Stored data entries
*-*-*

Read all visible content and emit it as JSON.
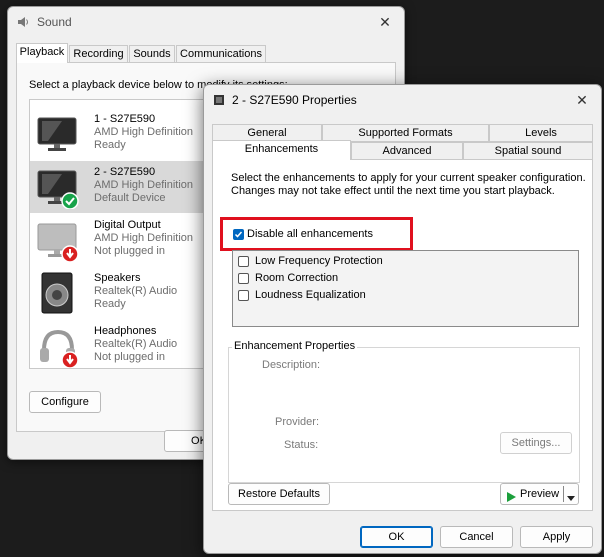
{
  "sound": {
    "title": "Sound",
    "tabs": [
      "Playback",
      "Recording",
      "Sounds",
      "Communications"
    ],
    "instruction": "Select a playback device below to modify its settings:",
    "devices": [
      {
        "name": "1 - S27E590",
        "driver": "AMD High Definition",
        "status": "Ready",
        "icon": "monitor-icon"
      },
      {
        "name": "2 - S27E590",
        "driver": "AMD High Definition",
        "status": "Default Device",
        "icon": "monitor-default-icon"
      },
      {
        "name": "Digital Output",
        "driver": "AMD High Definition",
        "status": "Not plugged in",
        "icon": "monitor-unplugged-icon"
      },
      {
        "name": "Speakers",
        "driver": "Realtek(R) Audio",
        "status": "Ready",
        "icon": "speaker-icon"
      },
      {
        "name": "Headphones",
        "driver": "Realtek(R) Audio",
        "status": "Not plugged in",
        "icon": "headphones-unplugged-icon"
      }
    ],
    "configure": "Configure",
    "ok": "OK"
  },
  "props": {
    "title": "2 - S27E590 Properties",
    "tabs_row1": [
      "General",
      "Supported Formats",
      "Levels"
    ],
    "tabs_row2": [
      "Enhancements",
      "Advanced",
      "Spatial sound"
    ],
    "intro": "Select the enhancements to apply for your current speaker configuration. Changes may not take effect until the next time you start playback.",
    "disable_all": "Disable all enhancements",
    "disable_all_checked": true,
    "enhancements": [
      "Low Frequency Protection",
      "Room Correction",
      "Loudness Equalization"
    ],
    "group_title": "Enhancement Properties",
    "description_label": "Description:",
    "provider_label": "Provider:",
    "status_label": "Status:",
    "settings_btn": "Settings...",
    "restore_defaults": "Restore Defaults",
    "preview": "Preview",
    "ok": "OK",
    "cancel": "Cancel",
    "apply": "Apply"
  },
  "colors": {
    "highlight": "#e0101e",
    "accent": "#0067c0",
    "check_badge": "#17a34a",
    "unplugged_badge": "#d92020"
  }
}
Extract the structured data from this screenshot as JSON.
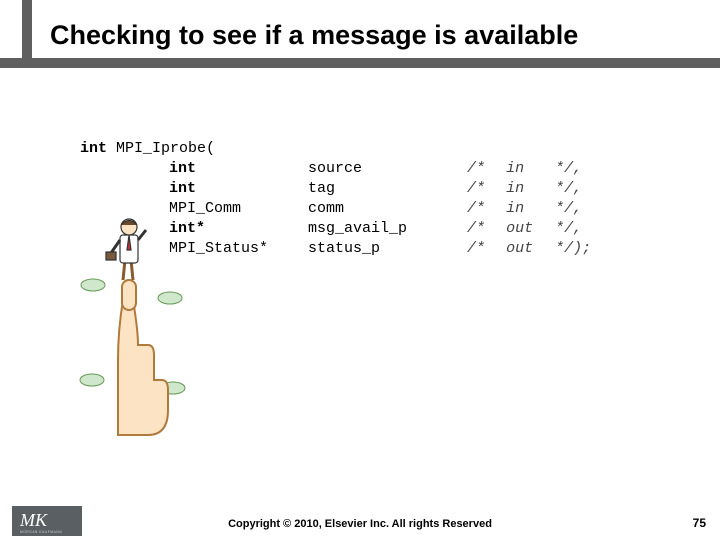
{
  "title": "Checking to see if a message is available",
  "signature": {
    "ret": "int",
    "func": "MPI_Iprobe(",
    "params": [
      {
        "type": "int",
        "name": "source",
        "c1": "/*",
        "c2": "in",
        "c3": "*/,"
      },
      {
        "type": "int",
        "name": "tag",
        "c1": "/*",
        "c2": "in",
        "c3": "*/,"
      },
      {
        "type": "MPI_Comm",
        "name": "comm",
        "c1": "/*",
        "c2": "in",
        "c3": "*/,"
      },
      {
        "type": "int*",
        "name": "msg_avail_p",
        "c1": "/*",
        "c2": "out",
        "c3": "*/,"
      },
      {
        "type": "MPI_Status*",
        "name": "status_p",
        "c1": "/*",
        "c2": "out",
        "c3": "*/);"
      }
    ]
  },
  "footer": {
    "logo_text": "MK",
    "logo_sub": "MORGAN KAUFMANN",
    "copyright": "Copyright © 2010, Elsevier Inc. All rights Reserved",
    "page": "75"
  },
  "clipart_desc": "man-standing-on-pointing-hand"
}
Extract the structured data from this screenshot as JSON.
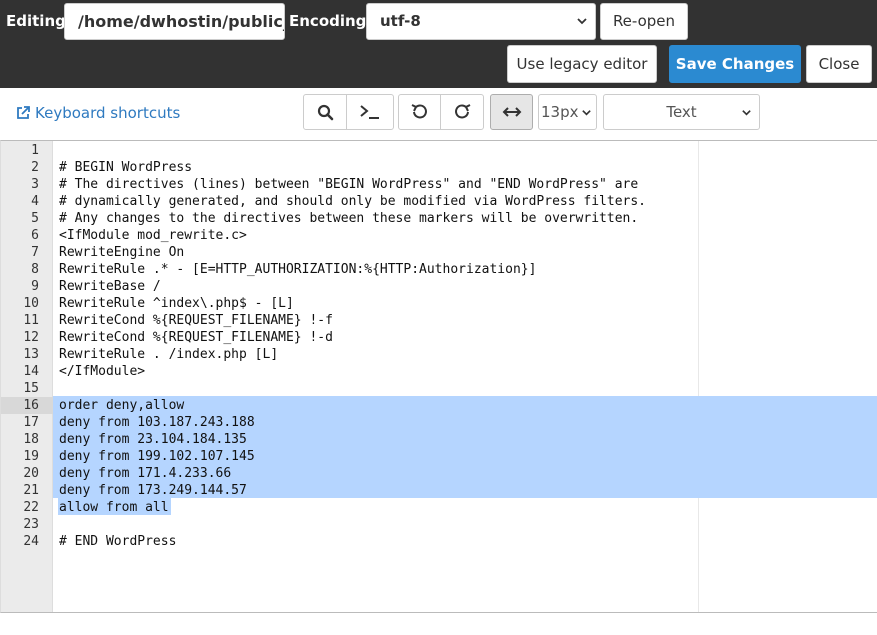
{
  "header": {
    "editing_label": "Editing:",
    "path_value": "/home/dwhostin/public_",
    "encoding_label": "Encoding:",
    "encoding_value": "utf-8",
    "reopen_label": "Re-open",
    "legacy_label": "Use legacy editor",
    "save_label": "Save Changes",
    "close_label": "Close"
  },
  "toolbar": {
    "keyboard_shortcuts": "Keyboard shortcuts",
    "font_size": "13px",
    "mode": "Text"
  },
  "colors": {
    "header_bg": "#323232",
    "save_button": "#2b8ad1",
    "link": "#2f7ac0",
    "selection": "#b5d5ff"
  },
  "editor": {
    "lines": [
      {
        "n": "1",
        "text": ""
      },
      {
        "n": "2",
        "text": "# BEGIN WordPress"
      },
      {
        "n": "3",
        "text": "# The directives (lines) between \"BEGIN WordPress\" and \"END WordPress\" are"
      },
      {
        "n": "4",
        "text": "# dynamically generated, and should only be modified via WordPress filters."
      },
      {
        "n": "5",
        "text": "# Any changes to the directives between these markers will be overwritten."
      },
      {
        "n": "6",
        "text": "<IfModule mod_rewrite.c>"
      },
      {
        "n": "7",
        "text": "RewriteEngine On"
      },
      {
        "n": "8",
        "text": "RewriteRule .* - [E=HTTP_AUTHORIZATION:%{HTTP:Authorization}]"
      },
      {
        "n": "9",
        "text": "RewriteBase /"
      },
      {
        "n": "10",
        "text": "RewriteRule ^index\\.php$ - [L]"
      },
      {
        "n": "11",
        "text": "RewriteCond %{REQUEST_FILENAME} !-f"
      },
      {
        "n": "12",
        "text": "RewriteCond %{REQUEST_FILENAME} !-d"
      },
      {
        "n": "13",
        "text": "RewriteRule . /index.php [L]"
      },
      {
        "n": "14",
        "text": "</IfModule>"
      },
      {
        "n": "15",
        "text": ""
      },
      {
        "n": "16",
        "text": "order deny,allow"
      },
      {
        "n": "17",
        "text": "deny from 103.187.243.188"
      },
      {
        "n": "18",
        "text": "deny from 23.104.184.135"
      },
      {
        "n": "19",
        "text": "deny from 199.102.107.145"
      },
      {
        "n": "20",
        "text": "deny from 171.4.233.66"
      },
      {
        "n": "21",
        "text": "deny from 173.249.144.57"
      },
      {
        "n": "22",
        "text": "allow from all"
      },
      {
        "n": "23",
        "text": ""
      },
      {
        "n": "24",
        "text": "# END WordPress"
      }
    ]
  }
}
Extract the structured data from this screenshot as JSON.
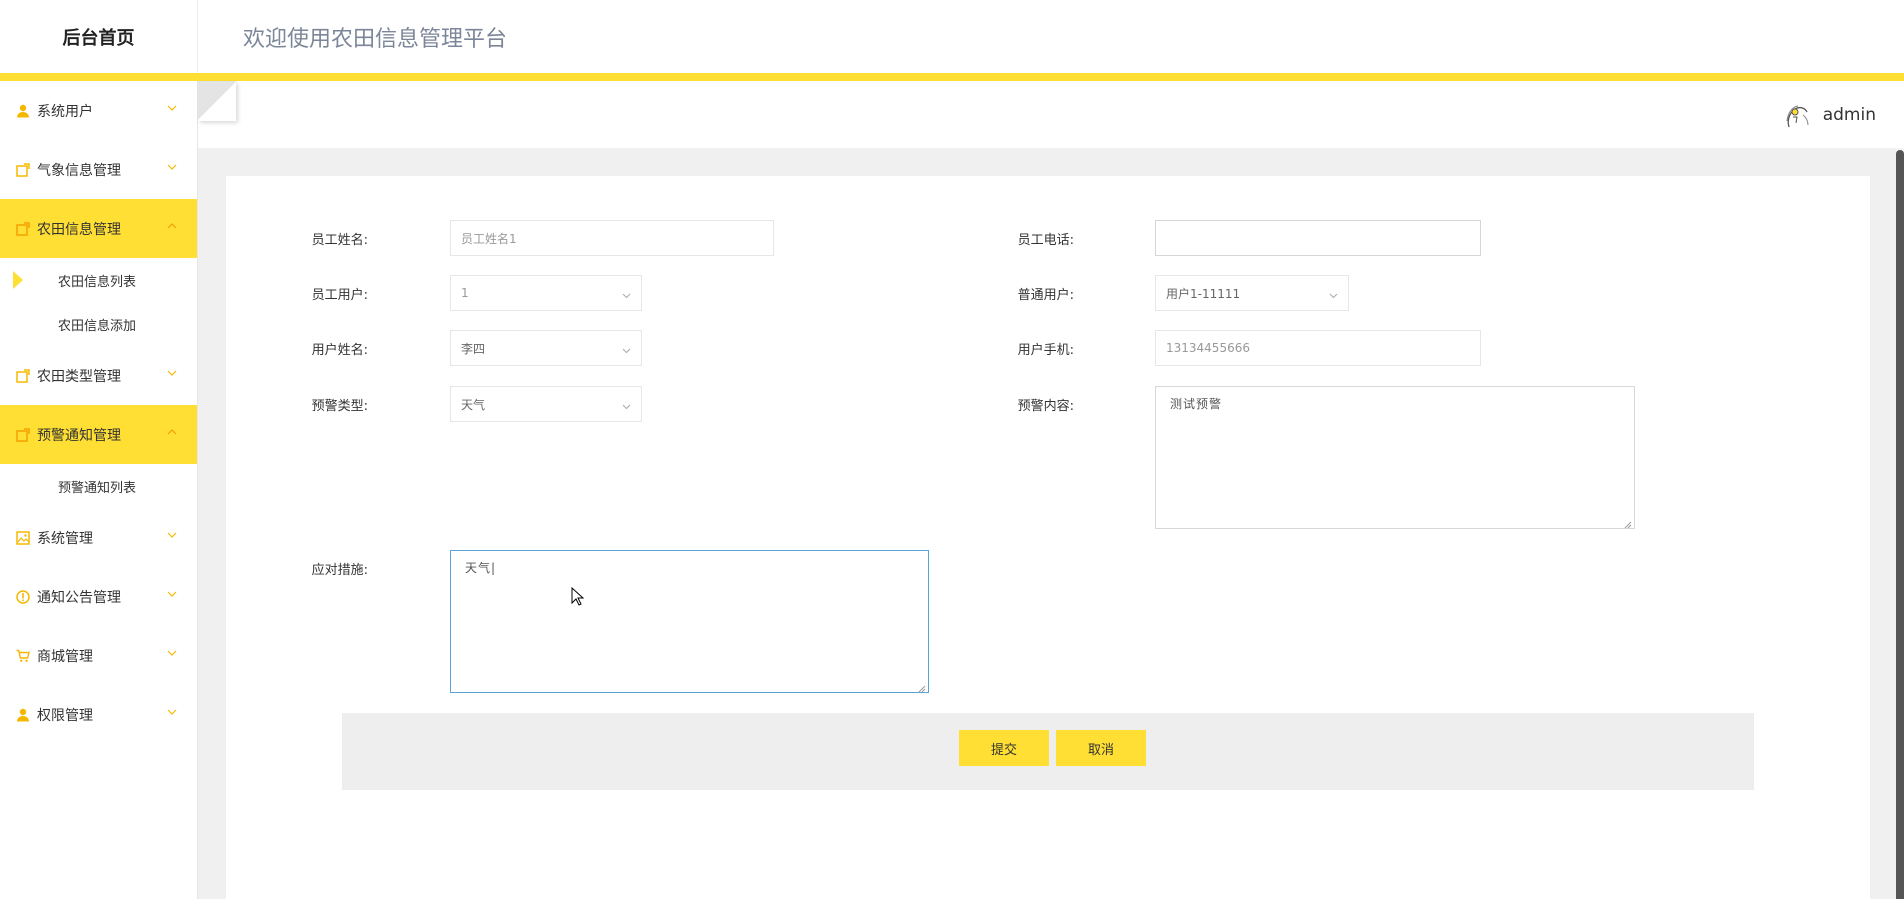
{
  "header": {
    "brand": "后台首页",
    "title": "欢迎使用农田信息管理平台"
  },
  "user": {
    "name": "admin"
  },
  "sidebar": {
    "items": [
      {
        "label": "系统用户",
        "icon": "user-icon",
        "expanded": false
      },
      {
        "label": "气象信息管理",
        "icon": "edit-icon",
        "expanded": false
      },
      {
        "label": "农田信息管理",
        "icon": "edit-icon",
        "expanded": true,
        "children": [
          "农田信息列表",
          "农田信息添加"
        ]
      },
      {
        "label": "农田类型管理",
        "icon": "edit-icon",
        "expanded": false
      },
      {
        "label": "预警通知管理",
        "icon": "edit-icon",
        "expanded": true,
        "children": [
          "预警通知列表"
        ]
      },
      {
        "label": "系统管理",
        "icon": "picture-icon",
        "expanded": false
      },
      {
        "label": "通知公告管理",
        "icon": "info-icon",
        "expanded": false
      },
      {
        "label": "商城管理",
        "icon": "cart-icon",
        "expanded": false
      },
      {
        "label": "权限管理",
        "icon": "user-icon",
        "expanded": false
      }
    ]
  },
  "form": {
    "employee_name": {
      "label": "员工姓名:",
      "placeholder": "员工姓名1"
    },
    "employee_phone": {
      "label": "员工电话:",
      "value": ""
    },
    "employee_user": {
      "label": "员工用户:",
      "value": "1"
    },
    "normal_user": {
      "label": "普通用户:",
      "value": "用户1-11111"
    },
    "user_name": {
      "label": "用户姓名:",
      "value": "李四"
    },
    "user_phone": {
      "label": "用户手机:",
      "value": "13134455666"
    },
    "warning_type": {
      "label": "预警类型:",
      "value": "天气"
    },
    "warning_content": {
      "label": "预警内容:",
      "value": "测试预警"
    },
    "measures": {
      "label": "应对措施:",
      "value": "天气|"
    },
    "submit_label": "提交",
    "cancel_label": "取消"
  },
  "colors": {
    "accent": "#ffdf33",
    "focus_border": "#5aa3d6"
  }
}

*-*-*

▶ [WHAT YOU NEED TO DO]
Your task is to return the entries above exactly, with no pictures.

▶ [RESPONSE AREA]
Read all visible content and emit it as JSON.
{
  "sound": {
    "title": "Sound",
    "tabs": [
      "Playback",
      "Recording",
      "Sounds",
      "Communications"
    ],
    "instruction": "Select a playback device below to modify its settings:",
    "devices": [
      {
        "name": "1 - S27E590",
        "driver": "AMD High Definition",
        "status": "Ready",
        "icon": "monitor-icon"
      },
      {
        "name": "2 - S27E590",
        "driver": "AMD High Definition",
        "status": "Default Device",
        "icon": "monitor-default-icon"
      },
      {
        "name": "Digital Output",
        "driver": "AMD High Definition",
        "status": "Not plugged in",
        "icon": "monitor-unplugged-icon"
      },
      {
        "name": "Speakers",
        "driver": "Realtek(R) Audio",
        "status": "Ready",
        "icon": "speaker-icon"
      },
      {
        "name": "Headphones",
        "driver": "Realtek(R) Audio",
        "status": "Not plugged in",
        "icon": "headphones-unplugged-icon"
      }
    ],
    "configure": "Configure",
    "ok": "OK"
  },
  "props": {
    "title": "2 - S27E590 Properties",
    "tabs_row1": [
      "General",
      "Supported Formats",
      "Levels"
    ],
    "tabs_row2": [
      "Enhancements",
      "Advanced",
      "Spatial sound"
    ],
    "intro": "Select the enhancements to apply for your current speaker configuration. Changes may not take effect until the next time you start playback.",
    "disable_all": "Disable all enhancements",
    "disable_all_checked": true,
    "enhancements": [
      "Low Frequency Protection",
      "Room Correction",
      "Loudness Equalization"
    ],
    "group_title": "Enhancement Properties",
    "description_label": "Description:",
    "provider_label": "Provider:",
    "status_label": "Status:",
    "settings_btn": "Settings...",
    "restore_defaults": "Restore Defaults",
    "preview": "Preview",
    "ok": "OK",
    "cancel": "Cancel",
    "apply": "Apply"
  },
  "colors": {
    "highlight": "#e0101e",
    "accent": "#0067c0",
    "check_badge": "#17a34a",
    "unplugged_badge": "#d92020"
  }
}
Extract the structured data from this screenshot as JSON.
{
  "title": "Checking to see if a message is available",
  "signature": {
    "ret": "int",
    "func": "MPI_Iprobe(",
    "params": [
      {
        "type": "int",
        "name": "source",
        "c1": "/*",
        "c2": "in",
        "c3": "*/,"
      },
      {
        "type": "int",
        "name": "tag",
        "c1": "/*",
        "c2": "in",
        "c3": "*/,"
      },
      {
        "type": "MPI_Comm",
        "name": "comm",
        "c1": "/*",
        "c2": "in",
        "c3": "*/,"
      },
      {
        "type": "int*",
        "name": "msg_avail_p",
        "c1": "/*",
        "c2": "out",
        "c3": "*/,"
      },
      {
        "type": "MPI_Status*",
        "name": "status_p",
        "c1": "/*",
        "c2": "out",
        "c3": "*/);"
      }
    ]
  },
  "footer": {
    "logo_text": "MK",
    "logo_sub": "MORGAN KAUFMANN",
    "copyright": "Copyright © 2010, Elsevier Inc. All rights Reserved",
    "page": "75"
  },
  "clipart_desc": "man-standing-on-pointing-hand"
}
Extract the structured data from this screenshot as JSON.
{
  "header": {
    "editing_label": "Editing:",
    "path_value": "/home/dwhostin/public_",
    "encoding_label": "Encoding:",
    "encoding_value": "utf-8",
    "reopen_label": "Re-open",
    "legacy_label": "Use legacy editor",
    "save_label": "Save Changes",
    "close_label": "Close"
  },
  "toolbar": {
    "keyboard_shortcuts": "Keyboard shortcuts",
    "font_size": "13px",
    "mode": "Text"
  },
  "colors": {
    "header_bg": "#323232",
    "save_button": "#2b8ad1",
    "link": "#2f7ac0",
    "selection": "#b5d5ff"
  },
  "editor": {
    "lines": [
      {
        "n": "1",
        "text": ""
      },
      {
        "n": "2",
        "text": "# BEGIN WordPress"
      },
      {
        "n": "3",
        "text": "# The directives (lines) between \"BEGIN WordPress\" and \"END WordPress\" are"
      },
      {
        "n": "4",
        "text": "# dynamically generated, and should only be modified via WordPress filters."
      },
      {
        "n": "5",
        "text": "# Any changes to the directives between these markers will be overwritten."
      },
      {
        "n": "6",
        "text": "<IfModule mod_rewrite.c>"
      },
      {
        "n": "7",
        "text": "RewriteEngine On"
      },
      {
        "n": "8",
        "text": "RewriteRule .* - [E=HTTP_AUTHORIZATION:%{HTTP:Authorization}]"
      },
      {
        "n": "9",
        "text": "RewriteBase /"
      },
      {
        "n": "10",
        "text": "RewriteRule ^index\\.php$ - [L]"
      },
      {
        "n": "11",
        "text": "RewriteCond %{REQUEST_FILENAME} !-f"
      },
      {
        "n": "12",
        "text": "RewriteCond %{REQUEST_FILENAME} !-d"
      },
      {
        "n": "13",
        "text": "RewriteRule . /index.php [L]"
      },
      {
        "n": "14",
        "text": "</IfModule>"
      },
      {
        "n": "15",
        "text": ""
      },
      {
        "n": "16",
        "text": "order deny,allow"
      },
      {
        "n": "17",
        "text": "deny from 103.187.243.188"
      },
      {
        "n": "18",
        "text": "deny from 23.104.184.135"
      },
      {
        "n": "19",
        "text": "deny from 199.102.107.145"
      },
      {
        "n": "20",
        "text": "deny from 171.4.233.66"
      },
      {
        "n": "21",
        "text": "deny from 173.249.144.57"
      },
      {
        "n": "22",
        "text": "allow from all"
      },
      {
        "n": "23",
        "text": ""
      },
      {
        "n": "24",
        "text": "# END WordPress"
      }
    ]
  }
}
Extract the structured data from this screenshot as JSON.
{
  "header": {
    "brand": "后台首页",
    "title": "欢迎使用农田信息管理平台"
  },
  "user": {
    "name": "admin"
  },
  "sidebar": {
    "items": [
      {
        "label": "系统用户",
        "icon": "user-icon",
        "expanded": false
      },
      {
        "label": "气象信息管理",
        "icon": "edit-icon",
        "expanded": false
      },
      {
        "label": "农田信息管理",
        "icon": "edit-icon",
        "expanded": true,
        "children": [
          "农田信息列表",
          "农田信息添加"
        ]
      },
      {
        "label": "农田类型管理",
        "icon": "edit-icon",
        "expanded": false
      },
      {
        "label": "预警通知管理",
        "icon": "edit-icon",
        "expanded": true,
        "children": [
          "预警通知列表"
        ]
      },
      {
        "label": "系统管理",
        "icon": "picture-icon",
        "expanded": false
      },
      {
        "label": "通知公告管理",
        "icon": "info-icon",
        "expanded": false
      },
      {
        "label": "商城管理",
        "icon": "cart-icon",
        "expanded": false
      },
      {
        "label": "权限管理",
        "icon": "user-icon",
        "expanded": false
      }
    ]
  },
  "form": {
    "employee_name": {
      "label": "员工姓名:",
      "placeholder": "员工姓名1"
    },
    "employee_phone": {
      "label": "员工电话:",
      "value": ""
    },
    "employee_user": {
      "label": "员工用户:",
      "value": "1"
    },
    "normal_user": {
      "label": "普通用户:",
      "value": "用户1-11111"
    },
    "user_name": {
      "label": "用户姓名:",
      "value": "李四"
    },
    "user_phone": {
      "label": "用户手机:",
      "value": "13134455666"
    },
    "warning_type": {
      "label": "预警类型:",
      "value": "天气"
    },
    "warning_content": {
      "label": "预警内容:",
      "value": "测试预警"
    },
    "measures": {
      "label": "应对措施:",
      "value": "天气|"
    },
    "submit_label": "提交",
    "cancel_label": "取消"
  },
  "colors": {
    "accent": "#ffdf33",
    "focus_border": "#5aa3d6"
  }
}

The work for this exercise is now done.